- **Work order**: Copy each line that includes the string "folder" from the material into your answer.

--------------------

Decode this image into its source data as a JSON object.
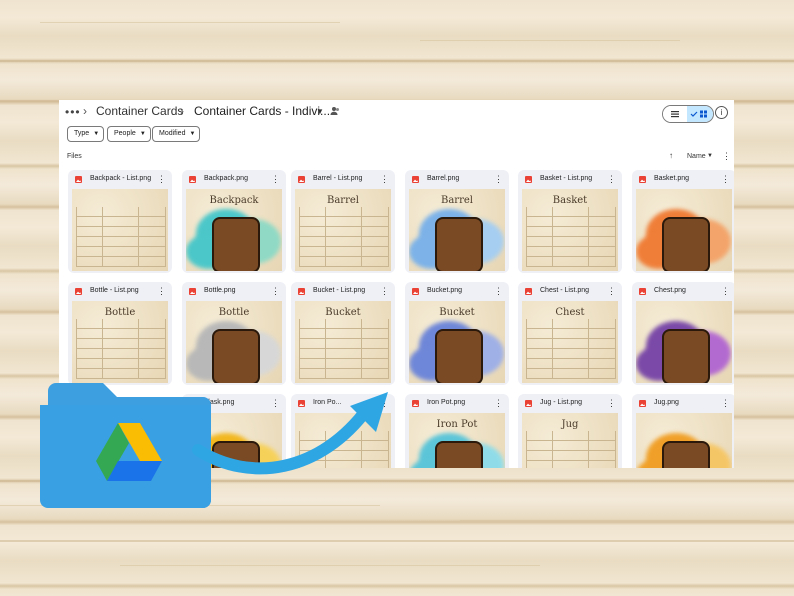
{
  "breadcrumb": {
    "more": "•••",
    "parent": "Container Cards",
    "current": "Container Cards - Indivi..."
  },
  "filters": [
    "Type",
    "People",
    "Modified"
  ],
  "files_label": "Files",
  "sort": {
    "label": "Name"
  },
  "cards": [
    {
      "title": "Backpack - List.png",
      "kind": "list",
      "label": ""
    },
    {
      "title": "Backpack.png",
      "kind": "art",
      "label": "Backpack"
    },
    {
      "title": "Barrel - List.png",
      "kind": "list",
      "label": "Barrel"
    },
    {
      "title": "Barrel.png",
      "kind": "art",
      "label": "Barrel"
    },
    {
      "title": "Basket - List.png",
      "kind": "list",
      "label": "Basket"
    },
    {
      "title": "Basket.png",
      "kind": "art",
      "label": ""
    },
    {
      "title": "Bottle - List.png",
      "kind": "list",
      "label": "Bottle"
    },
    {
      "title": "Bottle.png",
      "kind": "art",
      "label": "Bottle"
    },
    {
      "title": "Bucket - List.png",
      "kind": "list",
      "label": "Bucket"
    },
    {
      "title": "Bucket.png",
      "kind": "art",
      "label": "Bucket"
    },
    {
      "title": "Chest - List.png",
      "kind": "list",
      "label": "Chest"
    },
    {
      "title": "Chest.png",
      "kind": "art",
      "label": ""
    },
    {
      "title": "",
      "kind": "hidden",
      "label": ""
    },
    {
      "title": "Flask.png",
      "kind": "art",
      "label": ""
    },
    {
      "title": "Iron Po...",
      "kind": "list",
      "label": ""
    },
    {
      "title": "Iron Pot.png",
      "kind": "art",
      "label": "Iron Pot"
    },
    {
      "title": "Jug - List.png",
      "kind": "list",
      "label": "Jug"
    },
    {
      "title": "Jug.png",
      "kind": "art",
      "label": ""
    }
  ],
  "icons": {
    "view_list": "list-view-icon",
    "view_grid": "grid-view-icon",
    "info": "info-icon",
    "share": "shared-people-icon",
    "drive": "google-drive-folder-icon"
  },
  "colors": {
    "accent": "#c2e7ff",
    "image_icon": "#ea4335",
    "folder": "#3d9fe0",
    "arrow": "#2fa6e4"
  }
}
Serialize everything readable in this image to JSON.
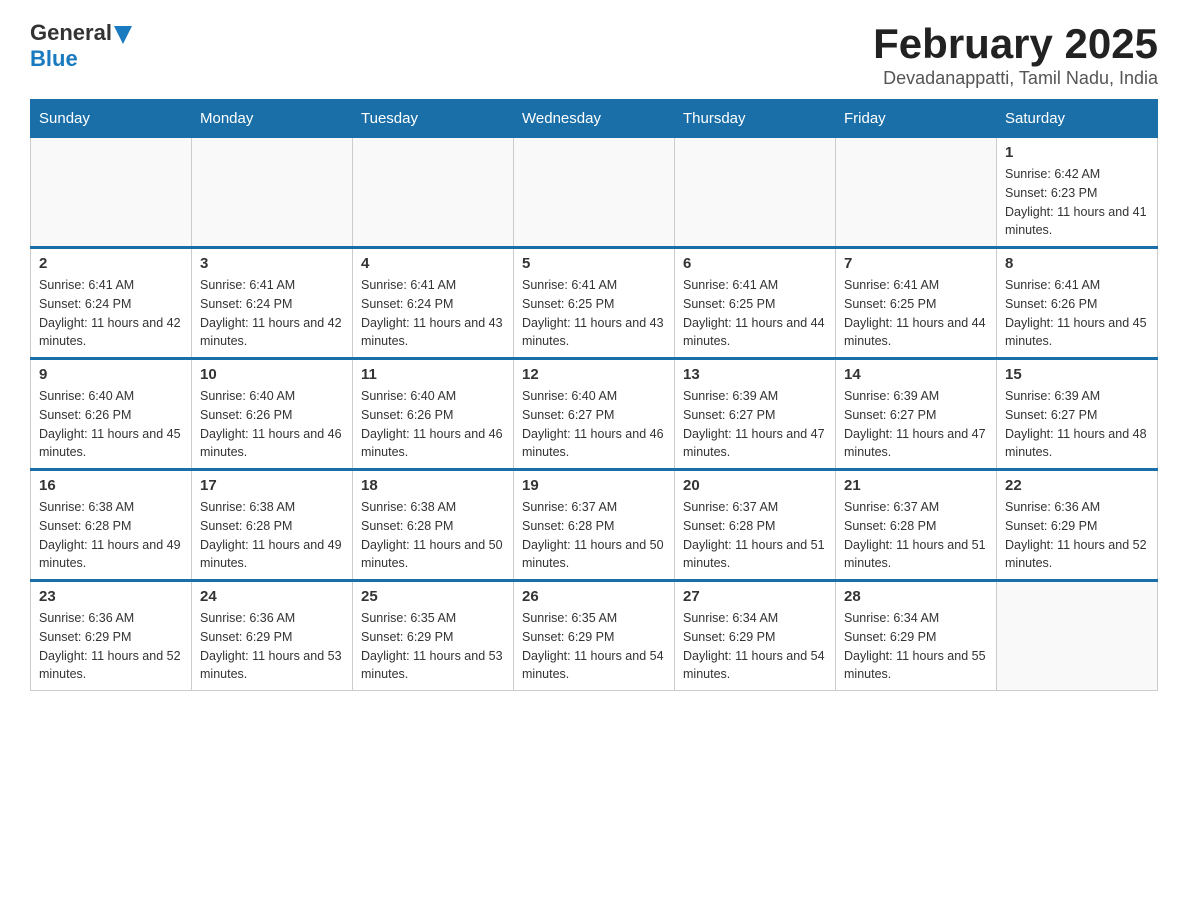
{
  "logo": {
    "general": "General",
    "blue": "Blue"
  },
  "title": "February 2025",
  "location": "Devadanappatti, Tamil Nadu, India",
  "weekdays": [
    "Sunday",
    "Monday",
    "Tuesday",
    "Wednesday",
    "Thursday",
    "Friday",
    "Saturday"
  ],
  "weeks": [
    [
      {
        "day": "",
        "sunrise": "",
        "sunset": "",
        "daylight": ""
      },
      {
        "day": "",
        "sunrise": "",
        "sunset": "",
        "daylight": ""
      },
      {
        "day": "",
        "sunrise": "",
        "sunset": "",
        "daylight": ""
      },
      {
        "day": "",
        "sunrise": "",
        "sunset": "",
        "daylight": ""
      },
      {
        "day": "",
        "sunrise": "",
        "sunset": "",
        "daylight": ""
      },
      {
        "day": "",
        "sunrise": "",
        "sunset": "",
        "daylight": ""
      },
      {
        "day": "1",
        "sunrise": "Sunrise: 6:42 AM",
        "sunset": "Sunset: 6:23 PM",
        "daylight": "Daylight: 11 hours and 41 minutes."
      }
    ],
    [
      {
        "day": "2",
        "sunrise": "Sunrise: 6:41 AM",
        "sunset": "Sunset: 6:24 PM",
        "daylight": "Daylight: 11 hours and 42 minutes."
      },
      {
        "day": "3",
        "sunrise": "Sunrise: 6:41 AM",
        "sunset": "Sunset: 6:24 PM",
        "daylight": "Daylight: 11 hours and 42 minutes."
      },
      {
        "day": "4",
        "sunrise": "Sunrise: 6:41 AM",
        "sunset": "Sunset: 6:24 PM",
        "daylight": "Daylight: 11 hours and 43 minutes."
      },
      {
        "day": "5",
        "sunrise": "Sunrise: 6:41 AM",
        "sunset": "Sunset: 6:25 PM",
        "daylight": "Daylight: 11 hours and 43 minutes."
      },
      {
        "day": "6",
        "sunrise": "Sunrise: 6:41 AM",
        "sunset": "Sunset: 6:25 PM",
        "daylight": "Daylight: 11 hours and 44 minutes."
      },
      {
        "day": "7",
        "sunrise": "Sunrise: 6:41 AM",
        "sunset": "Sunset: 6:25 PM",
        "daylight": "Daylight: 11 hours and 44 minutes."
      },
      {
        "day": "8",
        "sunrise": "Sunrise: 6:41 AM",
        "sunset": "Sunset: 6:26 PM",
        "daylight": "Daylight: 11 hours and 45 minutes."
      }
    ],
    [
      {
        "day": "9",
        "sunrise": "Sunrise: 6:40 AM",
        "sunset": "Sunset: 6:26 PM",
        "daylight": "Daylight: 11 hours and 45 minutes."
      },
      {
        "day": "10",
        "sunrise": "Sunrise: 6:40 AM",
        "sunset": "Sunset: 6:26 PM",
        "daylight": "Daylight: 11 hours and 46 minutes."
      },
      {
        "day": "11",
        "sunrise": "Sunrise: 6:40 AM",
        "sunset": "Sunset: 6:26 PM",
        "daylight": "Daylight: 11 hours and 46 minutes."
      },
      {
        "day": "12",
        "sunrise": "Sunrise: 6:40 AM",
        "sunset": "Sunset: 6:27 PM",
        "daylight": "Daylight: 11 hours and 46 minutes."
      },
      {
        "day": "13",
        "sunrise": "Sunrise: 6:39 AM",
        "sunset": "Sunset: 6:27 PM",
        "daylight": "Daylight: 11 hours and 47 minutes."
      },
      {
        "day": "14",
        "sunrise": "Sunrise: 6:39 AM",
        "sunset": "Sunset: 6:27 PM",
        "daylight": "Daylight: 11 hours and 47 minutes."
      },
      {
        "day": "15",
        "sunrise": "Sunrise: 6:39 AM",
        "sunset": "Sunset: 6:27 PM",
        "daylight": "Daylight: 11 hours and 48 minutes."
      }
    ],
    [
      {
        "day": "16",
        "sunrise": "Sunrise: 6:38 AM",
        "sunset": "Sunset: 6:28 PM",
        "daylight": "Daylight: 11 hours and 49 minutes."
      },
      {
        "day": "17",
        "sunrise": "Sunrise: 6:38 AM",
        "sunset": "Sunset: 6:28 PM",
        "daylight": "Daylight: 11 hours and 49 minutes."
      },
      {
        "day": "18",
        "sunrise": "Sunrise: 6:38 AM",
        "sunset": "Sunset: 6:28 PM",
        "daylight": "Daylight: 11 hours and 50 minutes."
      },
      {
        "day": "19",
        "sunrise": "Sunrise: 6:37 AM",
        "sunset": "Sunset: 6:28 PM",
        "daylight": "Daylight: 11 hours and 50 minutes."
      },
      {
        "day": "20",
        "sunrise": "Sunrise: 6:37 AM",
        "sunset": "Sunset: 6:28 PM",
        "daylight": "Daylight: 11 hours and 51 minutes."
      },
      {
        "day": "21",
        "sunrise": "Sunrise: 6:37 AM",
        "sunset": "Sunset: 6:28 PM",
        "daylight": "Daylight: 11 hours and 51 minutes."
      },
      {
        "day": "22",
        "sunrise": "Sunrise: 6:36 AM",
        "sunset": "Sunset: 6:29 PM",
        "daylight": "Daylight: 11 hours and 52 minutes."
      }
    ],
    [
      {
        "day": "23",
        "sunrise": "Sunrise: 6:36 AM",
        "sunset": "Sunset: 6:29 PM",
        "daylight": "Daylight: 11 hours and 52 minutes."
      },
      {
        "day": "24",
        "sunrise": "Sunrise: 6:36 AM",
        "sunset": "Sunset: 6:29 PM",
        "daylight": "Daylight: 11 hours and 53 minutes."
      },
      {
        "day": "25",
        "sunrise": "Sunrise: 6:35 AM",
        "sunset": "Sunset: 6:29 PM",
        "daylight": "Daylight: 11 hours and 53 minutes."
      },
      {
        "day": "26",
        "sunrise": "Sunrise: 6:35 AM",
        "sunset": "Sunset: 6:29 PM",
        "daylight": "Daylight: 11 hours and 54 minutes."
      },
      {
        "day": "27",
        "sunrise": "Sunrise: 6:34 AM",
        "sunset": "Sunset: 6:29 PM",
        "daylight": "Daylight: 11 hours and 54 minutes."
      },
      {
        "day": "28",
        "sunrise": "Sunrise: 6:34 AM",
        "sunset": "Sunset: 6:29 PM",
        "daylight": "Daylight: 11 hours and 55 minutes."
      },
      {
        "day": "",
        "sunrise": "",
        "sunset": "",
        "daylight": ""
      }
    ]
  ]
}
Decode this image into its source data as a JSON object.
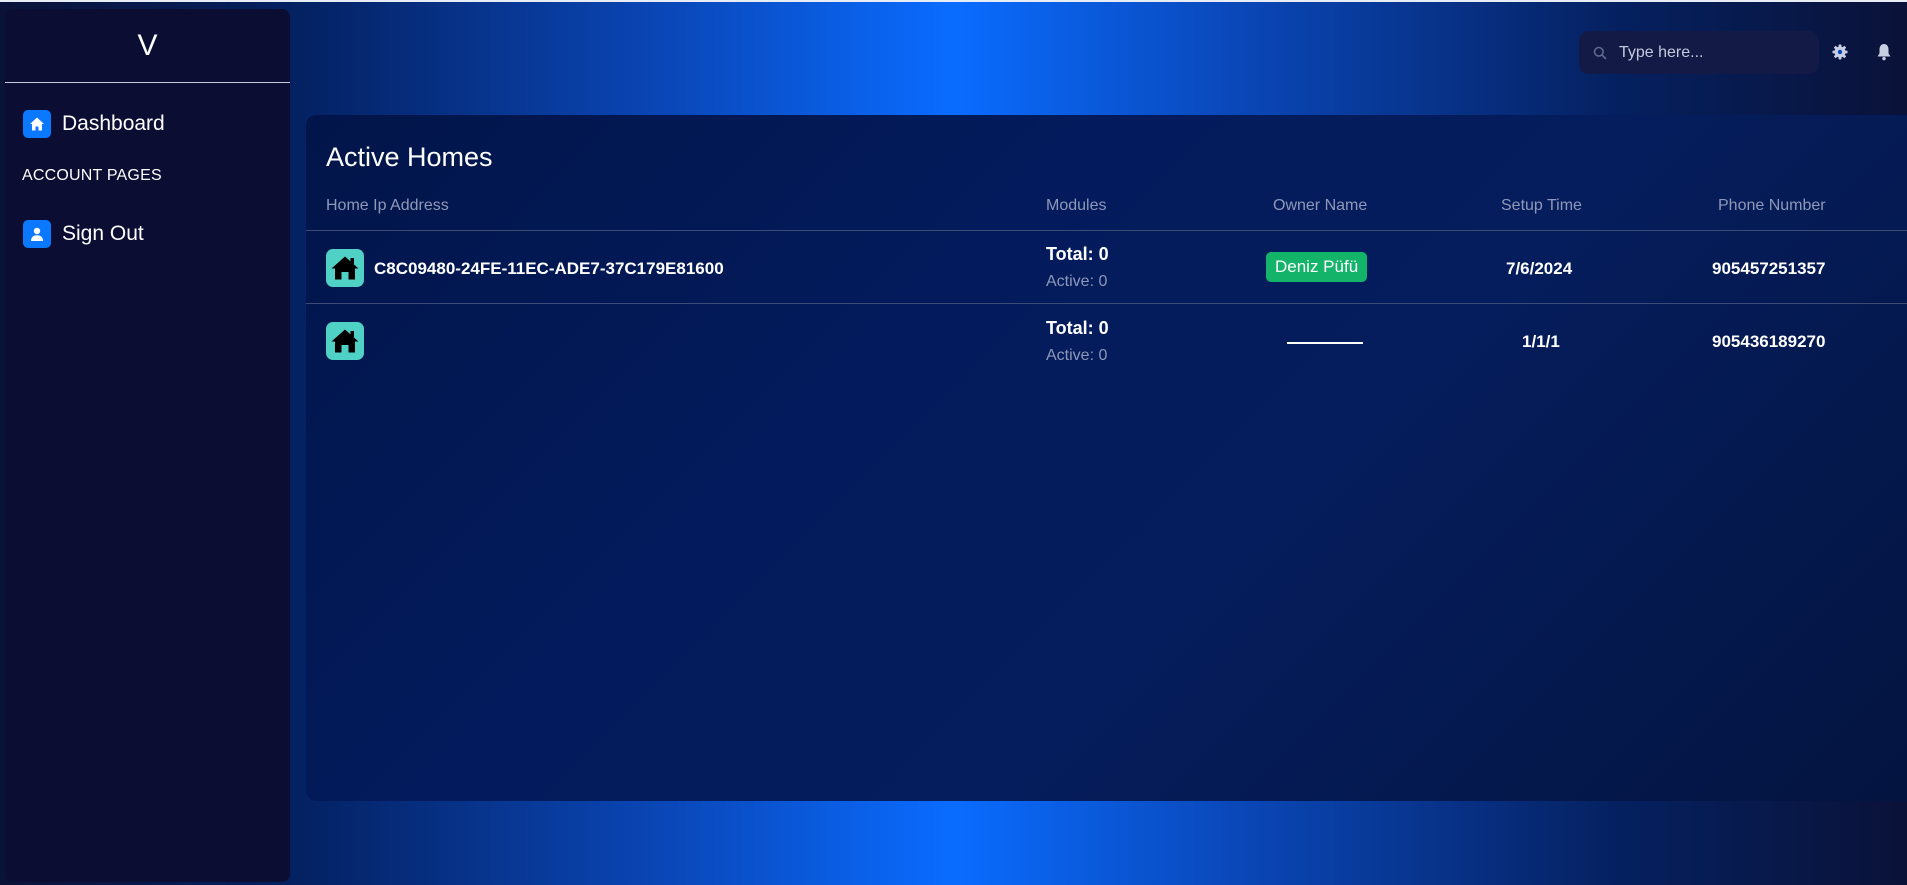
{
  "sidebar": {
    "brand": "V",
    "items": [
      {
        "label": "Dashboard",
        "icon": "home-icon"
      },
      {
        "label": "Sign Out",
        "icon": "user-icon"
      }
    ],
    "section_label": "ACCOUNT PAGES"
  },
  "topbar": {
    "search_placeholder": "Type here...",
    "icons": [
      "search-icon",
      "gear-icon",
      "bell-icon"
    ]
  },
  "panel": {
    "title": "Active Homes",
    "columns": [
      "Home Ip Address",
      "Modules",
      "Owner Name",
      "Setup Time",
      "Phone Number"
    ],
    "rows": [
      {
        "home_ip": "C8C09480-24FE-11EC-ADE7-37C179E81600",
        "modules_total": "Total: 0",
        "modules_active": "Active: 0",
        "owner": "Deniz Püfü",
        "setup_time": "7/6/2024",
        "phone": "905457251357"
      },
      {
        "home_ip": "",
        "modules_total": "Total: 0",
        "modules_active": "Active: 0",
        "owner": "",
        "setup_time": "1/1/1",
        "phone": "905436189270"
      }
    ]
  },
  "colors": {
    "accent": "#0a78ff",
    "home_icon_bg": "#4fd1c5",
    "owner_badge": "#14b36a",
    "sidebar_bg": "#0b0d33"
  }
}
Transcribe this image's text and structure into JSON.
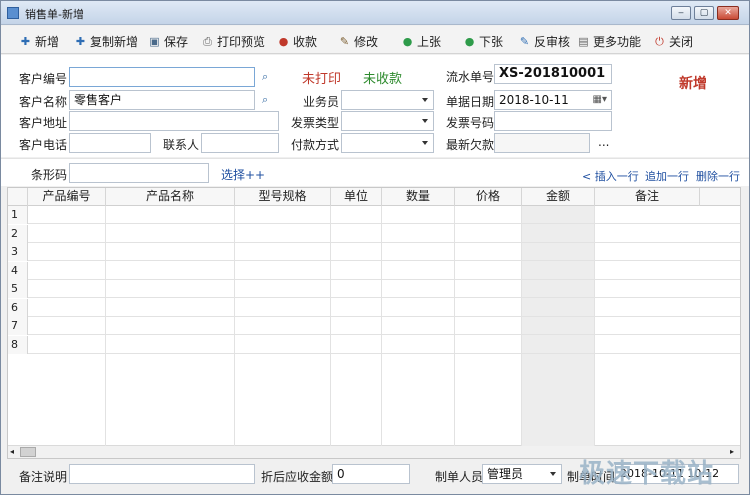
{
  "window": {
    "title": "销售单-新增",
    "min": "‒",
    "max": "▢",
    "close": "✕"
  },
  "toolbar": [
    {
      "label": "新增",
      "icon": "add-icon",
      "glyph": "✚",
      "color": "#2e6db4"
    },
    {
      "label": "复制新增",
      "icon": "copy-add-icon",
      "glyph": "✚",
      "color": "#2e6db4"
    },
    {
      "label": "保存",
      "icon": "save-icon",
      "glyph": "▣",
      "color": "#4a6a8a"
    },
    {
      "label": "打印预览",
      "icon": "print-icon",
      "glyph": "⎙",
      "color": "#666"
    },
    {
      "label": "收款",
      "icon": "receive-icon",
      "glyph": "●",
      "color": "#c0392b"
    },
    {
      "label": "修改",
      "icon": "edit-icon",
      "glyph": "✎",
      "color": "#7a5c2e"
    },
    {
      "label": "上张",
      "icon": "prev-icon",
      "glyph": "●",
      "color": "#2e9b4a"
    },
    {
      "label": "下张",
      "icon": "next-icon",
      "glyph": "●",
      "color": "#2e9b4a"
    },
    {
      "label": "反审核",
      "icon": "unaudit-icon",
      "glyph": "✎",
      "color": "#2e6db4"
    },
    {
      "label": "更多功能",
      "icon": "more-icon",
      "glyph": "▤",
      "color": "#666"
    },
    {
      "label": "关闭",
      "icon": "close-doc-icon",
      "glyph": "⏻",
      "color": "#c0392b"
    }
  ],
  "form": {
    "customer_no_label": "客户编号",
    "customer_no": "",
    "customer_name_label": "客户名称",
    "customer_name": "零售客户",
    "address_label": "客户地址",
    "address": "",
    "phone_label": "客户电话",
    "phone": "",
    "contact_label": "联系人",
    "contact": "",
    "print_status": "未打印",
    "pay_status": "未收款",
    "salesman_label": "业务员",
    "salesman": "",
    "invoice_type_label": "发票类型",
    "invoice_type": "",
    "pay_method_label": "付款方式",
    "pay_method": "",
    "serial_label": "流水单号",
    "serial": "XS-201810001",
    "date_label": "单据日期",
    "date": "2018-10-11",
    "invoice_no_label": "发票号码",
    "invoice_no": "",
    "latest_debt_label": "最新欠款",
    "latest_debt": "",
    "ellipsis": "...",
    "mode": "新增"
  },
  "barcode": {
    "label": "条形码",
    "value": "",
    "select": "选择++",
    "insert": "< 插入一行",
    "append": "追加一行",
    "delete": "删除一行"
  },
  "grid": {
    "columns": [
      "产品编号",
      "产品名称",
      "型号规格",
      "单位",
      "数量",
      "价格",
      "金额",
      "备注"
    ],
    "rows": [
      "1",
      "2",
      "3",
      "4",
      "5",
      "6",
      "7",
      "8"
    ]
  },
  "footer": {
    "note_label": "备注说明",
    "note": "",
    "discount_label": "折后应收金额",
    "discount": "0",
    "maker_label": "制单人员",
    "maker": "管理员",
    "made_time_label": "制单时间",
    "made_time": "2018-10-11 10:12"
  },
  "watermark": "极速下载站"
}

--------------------

- **Task solution**:
    "drive": "google-drive-folder-icon"
    "folder": "#3d9fe0",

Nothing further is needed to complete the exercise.